Here's the Hemmingway guide to photography. Don't you think less is more? Germaine Greer was on the box last night, explaining that when men are given free time, they tend to do nothing, except maybe angling or golf, which amounts to the same thing. Women on the other hand like to fill the time. Some truth in that. Sarah B used to do a quick hoover before the char arrived, and I've seen copious amounts of cleaning of plates before they're loaded into the dishwasher.
Remember that Picture Ed who as soon as you arrived with the contacts would ask: How did it go?
Fine one would reply. How many rolls did you shoot, she'd ask. Oh just the one I'd say, got it on the first roll. Look of horror spreads over face of Pic ed.
Bill, you should see what the fashion crowd would demand, rolls and rolls and rolls of film, endless shots of the most photogenic people on the planet. Work that one out.
Still, one cuts ones cloth.... Now it's digi time, we have a list along the lines of what ADs expect from shoots. Some want an edit of no more than 10 frames, others no less than 50. When did you first hear: "My name is nuff. I am a fairy. Fair enough". Willie Fullerton ?
Years ago, on my first advertising shoot, I told my assistant to wrap it up after half an hour.
Can I have a word, she said, as she dragged me out of earshot of the AD. You simply can't call it a day now, she explained. But I've got it I told her. Maybe, said the assistant, but they expect a long process, tons of Polaroids, sucking of teeth, things moved about a bit and so on. So back we went, shot loads more, and they used a frame from the first roll. Maybe it's about what ones expectations are, for the money shelled out. It should be that the more you fork out, the less nonsense ensues, and the product is delivered as asked for pdq without palaver and so on.
I've got a print from my parent's wedding upstairs, and came accross the whole shoot the other day. A total of 20 frames. No mucking about then, eh?

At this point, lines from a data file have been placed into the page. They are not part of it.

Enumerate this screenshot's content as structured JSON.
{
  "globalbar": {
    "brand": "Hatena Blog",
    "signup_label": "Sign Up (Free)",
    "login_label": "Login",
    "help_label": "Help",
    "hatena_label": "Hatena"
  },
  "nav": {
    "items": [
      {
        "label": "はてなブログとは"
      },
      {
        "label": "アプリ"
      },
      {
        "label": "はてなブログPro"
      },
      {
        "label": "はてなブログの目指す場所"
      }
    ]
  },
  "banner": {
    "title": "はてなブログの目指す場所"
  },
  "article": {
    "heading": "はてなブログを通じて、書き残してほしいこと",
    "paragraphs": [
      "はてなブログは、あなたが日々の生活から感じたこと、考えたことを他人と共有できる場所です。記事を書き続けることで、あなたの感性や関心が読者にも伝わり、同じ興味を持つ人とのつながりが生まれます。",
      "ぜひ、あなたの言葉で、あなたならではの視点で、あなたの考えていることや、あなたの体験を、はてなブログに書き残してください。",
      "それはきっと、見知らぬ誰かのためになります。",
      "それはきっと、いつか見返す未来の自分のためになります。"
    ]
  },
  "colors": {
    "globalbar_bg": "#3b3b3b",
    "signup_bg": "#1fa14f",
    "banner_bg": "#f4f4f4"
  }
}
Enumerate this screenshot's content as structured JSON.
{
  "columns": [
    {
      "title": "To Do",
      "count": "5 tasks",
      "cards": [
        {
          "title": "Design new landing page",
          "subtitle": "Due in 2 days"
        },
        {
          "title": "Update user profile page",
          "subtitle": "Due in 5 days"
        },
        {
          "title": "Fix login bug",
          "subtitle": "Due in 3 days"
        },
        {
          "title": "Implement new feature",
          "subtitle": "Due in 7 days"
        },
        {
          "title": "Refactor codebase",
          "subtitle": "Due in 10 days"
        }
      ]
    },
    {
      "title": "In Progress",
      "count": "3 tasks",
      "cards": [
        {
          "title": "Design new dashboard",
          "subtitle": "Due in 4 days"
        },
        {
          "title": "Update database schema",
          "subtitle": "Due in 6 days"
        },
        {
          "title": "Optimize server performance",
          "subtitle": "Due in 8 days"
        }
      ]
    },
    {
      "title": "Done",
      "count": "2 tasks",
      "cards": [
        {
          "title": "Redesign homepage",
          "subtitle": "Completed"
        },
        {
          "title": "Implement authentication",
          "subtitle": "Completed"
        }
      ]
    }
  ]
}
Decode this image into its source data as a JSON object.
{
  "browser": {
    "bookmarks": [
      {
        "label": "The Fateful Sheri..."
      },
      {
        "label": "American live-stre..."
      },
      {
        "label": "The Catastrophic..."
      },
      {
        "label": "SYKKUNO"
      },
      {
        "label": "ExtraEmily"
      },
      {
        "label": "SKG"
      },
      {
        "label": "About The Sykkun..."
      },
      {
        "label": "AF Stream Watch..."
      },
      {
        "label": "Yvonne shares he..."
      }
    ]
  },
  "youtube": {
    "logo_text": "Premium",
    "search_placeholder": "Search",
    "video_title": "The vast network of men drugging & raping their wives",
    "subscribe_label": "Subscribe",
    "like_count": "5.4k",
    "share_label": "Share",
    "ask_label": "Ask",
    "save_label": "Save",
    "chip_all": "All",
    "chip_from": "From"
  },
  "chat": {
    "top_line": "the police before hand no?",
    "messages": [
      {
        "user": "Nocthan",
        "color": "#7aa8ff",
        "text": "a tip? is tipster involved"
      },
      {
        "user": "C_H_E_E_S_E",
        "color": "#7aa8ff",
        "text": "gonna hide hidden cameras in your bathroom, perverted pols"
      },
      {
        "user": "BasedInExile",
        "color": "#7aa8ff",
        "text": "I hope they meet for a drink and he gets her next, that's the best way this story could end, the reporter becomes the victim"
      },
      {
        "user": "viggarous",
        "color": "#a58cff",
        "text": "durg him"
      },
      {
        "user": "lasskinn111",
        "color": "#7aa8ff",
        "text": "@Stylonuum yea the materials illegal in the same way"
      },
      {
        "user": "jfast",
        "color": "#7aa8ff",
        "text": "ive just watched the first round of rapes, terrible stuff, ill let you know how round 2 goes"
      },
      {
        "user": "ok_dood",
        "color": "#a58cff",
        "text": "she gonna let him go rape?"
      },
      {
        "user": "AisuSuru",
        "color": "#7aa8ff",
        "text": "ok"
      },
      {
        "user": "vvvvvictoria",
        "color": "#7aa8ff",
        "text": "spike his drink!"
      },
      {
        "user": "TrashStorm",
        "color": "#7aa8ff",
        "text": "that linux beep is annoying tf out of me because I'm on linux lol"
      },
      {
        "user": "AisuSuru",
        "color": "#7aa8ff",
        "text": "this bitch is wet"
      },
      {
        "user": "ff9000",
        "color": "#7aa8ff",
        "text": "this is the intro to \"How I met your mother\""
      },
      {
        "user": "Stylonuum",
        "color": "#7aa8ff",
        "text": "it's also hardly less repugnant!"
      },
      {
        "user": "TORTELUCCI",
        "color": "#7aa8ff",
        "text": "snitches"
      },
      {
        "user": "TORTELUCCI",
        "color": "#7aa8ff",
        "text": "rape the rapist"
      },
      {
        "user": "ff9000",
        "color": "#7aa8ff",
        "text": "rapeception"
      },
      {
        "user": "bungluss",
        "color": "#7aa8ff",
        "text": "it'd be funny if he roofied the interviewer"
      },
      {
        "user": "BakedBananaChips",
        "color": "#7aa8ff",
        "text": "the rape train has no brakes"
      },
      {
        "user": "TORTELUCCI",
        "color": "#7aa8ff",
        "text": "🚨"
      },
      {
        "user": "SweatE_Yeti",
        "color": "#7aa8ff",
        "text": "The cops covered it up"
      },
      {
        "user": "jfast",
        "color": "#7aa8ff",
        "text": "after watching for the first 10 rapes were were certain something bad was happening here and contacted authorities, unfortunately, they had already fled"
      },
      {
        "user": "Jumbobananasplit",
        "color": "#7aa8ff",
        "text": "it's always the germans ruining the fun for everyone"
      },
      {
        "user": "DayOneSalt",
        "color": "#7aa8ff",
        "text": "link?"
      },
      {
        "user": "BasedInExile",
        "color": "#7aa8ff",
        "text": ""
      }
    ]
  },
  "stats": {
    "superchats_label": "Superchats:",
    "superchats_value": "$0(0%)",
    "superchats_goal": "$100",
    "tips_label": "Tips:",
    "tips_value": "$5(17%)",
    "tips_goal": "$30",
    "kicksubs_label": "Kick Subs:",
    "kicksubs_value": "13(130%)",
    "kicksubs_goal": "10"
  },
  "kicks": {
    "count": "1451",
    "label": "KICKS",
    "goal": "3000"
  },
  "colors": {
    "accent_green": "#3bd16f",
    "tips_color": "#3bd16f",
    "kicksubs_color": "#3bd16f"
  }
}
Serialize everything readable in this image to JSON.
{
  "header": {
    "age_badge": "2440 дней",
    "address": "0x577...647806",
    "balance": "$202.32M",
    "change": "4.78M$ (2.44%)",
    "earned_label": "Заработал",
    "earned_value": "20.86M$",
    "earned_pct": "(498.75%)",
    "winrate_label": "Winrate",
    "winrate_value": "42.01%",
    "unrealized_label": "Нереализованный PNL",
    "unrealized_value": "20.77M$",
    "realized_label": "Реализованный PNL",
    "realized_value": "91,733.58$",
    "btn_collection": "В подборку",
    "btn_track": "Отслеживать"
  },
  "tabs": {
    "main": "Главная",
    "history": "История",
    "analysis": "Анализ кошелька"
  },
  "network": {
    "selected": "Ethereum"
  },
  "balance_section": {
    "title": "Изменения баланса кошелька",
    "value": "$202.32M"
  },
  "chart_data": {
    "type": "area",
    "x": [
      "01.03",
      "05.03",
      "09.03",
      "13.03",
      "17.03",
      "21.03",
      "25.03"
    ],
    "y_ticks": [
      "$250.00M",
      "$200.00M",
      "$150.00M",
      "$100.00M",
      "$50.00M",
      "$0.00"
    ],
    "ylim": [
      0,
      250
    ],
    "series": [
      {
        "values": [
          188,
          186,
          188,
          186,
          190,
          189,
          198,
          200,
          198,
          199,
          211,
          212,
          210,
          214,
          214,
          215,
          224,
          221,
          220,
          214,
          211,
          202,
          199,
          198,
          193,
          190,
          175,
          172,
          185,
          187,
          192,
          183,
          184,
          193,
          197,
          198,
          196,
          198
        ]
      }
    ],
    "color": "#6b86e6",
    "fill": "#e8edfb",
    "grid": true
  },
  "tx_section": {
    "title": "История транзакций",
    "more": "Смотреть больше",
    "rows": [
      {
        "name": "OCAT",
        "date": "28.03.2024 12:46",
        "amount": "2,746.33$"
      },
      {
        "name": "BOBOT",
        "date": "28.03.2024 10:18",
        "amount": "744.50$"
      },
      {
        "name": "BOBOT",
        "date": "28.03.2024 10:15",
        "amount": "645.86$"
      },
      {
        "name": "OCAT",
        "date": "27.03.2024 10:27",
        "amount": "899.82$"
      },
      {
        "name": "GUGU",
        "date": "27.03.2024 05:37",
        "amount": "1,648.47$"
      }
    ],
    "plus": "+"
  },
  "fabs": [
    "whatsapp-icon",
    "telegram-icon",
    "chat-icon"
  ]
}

Enough rambling. Here's a print of the great Germaine Greer. She was Fun with a capital 'F' to photograph. She's with a chicken and her dog. I think the poor hen's name was Anne Robinson. May be wrong.